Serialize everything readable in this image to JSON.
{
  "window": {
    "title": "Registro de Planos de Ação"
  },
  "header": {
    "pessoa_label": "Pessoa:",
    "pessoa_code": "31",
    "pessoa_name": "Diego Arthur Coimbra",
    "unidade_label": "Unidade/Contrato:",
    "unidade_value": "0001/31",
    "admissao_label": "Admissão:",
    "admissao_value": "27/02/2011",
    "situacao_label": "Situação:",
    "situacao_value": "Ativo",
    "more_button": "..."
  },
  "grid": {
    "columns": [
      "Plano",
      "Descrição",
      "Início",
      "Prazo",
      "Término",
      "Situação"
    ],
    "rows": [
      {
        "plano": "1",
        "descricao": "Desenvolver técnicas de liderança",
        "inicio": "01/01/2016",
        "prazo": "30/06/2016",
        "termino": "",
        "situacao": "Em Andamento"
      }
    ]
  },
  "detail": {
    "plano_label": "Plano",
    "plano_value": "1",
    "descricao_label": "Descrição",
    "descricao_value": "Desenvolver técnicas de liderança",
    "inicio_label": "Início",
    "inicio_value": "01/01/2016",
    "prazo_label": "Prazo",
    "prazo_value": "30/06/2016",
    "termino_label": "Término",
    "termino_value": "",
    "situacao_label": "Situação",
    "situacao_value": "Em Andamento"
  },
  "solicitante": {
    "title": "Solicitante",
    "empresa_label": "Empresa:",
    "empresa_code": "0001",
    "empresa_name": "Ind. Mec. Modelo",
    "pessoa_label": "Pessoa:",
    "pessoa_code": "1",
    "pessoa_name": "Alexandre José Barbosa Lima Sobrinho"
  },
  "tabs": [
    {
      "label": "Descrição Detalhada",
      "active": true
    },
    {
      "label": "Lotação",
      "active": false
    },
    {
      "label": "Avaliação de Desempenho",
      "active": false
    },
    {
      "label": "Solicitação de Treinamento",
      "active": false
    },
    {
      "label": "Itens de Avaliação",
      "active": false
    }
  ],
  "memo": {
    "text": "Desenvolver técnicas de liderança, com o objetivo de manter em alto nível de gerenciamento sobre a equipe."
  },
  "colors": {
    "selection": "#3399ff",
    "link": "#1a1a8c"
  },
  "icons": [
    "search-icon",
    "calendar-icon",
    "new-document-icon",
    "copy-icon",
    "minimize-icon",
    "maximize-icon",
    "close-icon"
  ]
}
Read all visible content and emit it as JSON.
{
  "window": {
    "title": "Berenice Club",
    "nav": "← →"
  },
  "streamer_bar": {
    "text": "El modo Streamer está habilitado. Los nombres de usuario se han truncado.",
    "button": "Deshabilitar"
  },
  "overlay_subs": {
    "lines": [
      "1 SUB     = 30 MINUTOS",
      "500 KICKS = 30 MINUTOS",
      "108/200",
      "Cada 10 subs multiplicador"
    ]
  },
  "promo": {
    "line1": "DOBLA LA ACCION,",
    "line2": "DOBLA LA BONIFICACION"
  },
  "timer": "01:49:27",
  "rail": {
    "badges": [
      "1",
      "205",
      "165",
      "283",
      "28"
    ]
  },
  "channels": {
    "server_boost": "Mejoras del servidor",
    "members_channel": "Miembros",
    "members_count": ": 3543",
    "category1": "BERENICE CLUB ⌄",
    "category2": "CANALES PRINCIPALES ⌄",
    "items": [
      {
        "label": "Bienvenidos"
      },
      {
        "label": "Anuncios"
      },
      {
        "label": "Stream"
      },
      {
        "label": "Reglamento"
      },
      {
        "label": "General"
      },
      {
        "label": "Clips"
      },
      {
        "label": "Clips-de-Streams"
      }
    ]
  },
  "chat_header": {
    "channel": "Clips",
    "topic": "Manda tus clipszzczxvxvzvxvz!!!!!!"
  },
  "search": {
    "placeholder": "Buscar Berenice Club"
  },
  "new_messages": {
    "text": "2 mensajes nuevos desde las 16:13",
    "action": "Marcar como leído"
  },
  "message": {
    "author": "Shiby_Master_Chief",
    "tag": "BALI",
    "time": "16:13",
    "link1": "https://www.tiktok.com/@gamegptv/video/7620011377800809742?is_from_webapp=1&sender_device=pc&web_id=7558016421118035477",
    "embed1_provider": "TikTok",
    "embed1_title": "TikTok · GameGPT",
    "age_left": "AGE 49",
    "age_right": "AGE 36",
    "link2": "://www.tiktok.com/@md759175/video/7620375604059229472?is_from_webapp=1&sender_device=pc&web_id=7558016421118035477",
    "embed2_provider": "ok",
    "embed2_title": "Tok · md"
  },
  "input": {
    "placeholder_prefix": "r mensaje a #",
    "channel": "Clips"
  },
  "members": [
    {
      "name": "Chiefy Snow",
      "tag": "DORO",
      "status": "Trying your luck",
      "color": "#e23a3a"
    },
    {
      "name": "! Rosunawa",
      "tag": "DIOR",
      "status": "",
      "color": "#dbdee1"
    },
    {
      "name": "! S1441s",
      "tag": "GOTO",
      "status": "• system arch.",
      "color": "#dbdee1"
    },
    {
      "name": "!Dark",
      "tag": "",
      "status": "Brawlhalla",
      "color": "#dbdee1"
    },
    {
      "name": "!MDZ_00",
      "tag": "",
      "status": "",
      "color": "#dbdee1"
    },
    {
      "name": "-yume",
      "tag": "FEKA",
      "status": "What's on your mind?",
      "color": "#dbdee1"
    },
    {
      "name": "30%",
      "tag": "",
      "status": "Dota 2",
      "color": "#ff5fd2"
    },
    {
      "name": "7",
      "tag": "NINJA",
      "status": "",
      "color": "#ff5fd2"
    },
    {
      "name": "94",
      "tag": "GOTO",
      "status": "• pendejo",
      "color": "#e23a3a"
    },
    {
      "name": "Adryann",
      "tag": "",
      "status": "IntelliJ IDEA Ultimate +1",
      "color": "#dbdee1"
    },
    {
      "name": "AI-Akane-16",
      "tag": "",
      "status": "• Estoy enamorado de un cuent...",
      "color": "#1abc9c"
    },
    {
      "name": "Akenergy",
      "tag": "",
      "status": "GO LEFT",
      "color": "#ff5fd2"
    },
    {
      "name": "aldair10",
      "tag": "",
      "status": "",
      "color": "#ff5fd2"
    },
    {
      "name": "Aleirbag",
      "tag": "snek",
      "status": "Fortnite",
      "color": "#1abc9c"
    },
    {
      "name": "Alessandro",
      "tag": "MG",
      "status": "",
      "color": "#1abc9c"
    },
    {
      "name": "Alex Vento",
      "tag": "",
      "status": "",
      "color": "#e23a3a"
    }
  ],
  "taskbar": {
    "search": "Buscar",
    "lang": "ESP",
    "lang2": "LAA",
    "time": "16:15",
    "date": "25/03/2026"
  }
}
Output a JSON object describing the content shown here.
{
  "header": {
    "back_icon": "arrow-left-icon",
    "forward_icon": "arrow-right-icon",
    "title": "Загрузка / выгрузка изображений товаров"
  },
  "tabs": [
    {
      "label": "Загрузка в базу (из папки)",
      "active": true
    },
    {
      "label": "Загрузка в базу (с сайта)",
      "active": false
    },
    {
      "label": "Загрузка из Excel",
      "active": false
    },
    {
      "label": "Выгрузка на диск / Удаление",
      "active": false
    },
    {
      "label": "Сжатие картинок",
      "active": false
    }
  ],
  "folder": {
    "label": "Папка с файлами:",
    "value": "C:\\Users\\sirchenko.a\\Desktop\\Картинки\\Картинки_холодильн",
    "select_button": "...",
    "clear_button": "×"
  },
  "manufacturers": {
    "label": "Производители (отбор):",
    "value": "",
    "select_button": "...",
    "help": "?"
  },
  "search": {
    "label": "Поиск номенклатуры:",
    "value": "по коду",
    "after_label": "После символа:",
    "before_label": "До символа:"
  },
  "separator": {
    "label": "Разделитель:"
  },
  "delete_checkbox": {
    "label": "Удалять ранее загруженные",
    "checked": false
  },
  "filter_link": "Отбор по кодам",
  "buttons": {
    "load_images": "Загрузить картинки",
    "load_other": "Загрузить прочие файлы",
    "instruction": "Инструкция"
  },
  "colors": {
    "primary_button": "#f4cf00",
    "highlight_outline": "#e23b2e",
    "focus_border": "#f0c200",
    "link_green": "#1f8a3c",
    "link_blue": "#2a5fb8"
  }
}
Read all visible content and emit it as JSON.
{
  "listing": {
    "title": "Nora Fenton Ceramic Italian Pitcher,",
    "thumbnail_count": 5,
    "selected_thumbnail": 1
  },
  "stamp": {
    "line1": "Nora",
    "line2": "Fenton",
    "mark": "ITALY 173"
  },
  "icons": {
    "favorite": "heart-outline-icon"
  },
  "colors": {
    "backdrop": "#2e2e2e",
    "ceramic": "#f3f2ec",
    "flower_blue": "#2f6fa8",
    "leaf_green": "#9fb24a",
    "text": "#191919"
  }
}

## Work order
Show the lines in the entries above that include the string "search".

## Exercise response
    "search-icon",
  "search": {
    "search": "Buscar",
  "search": {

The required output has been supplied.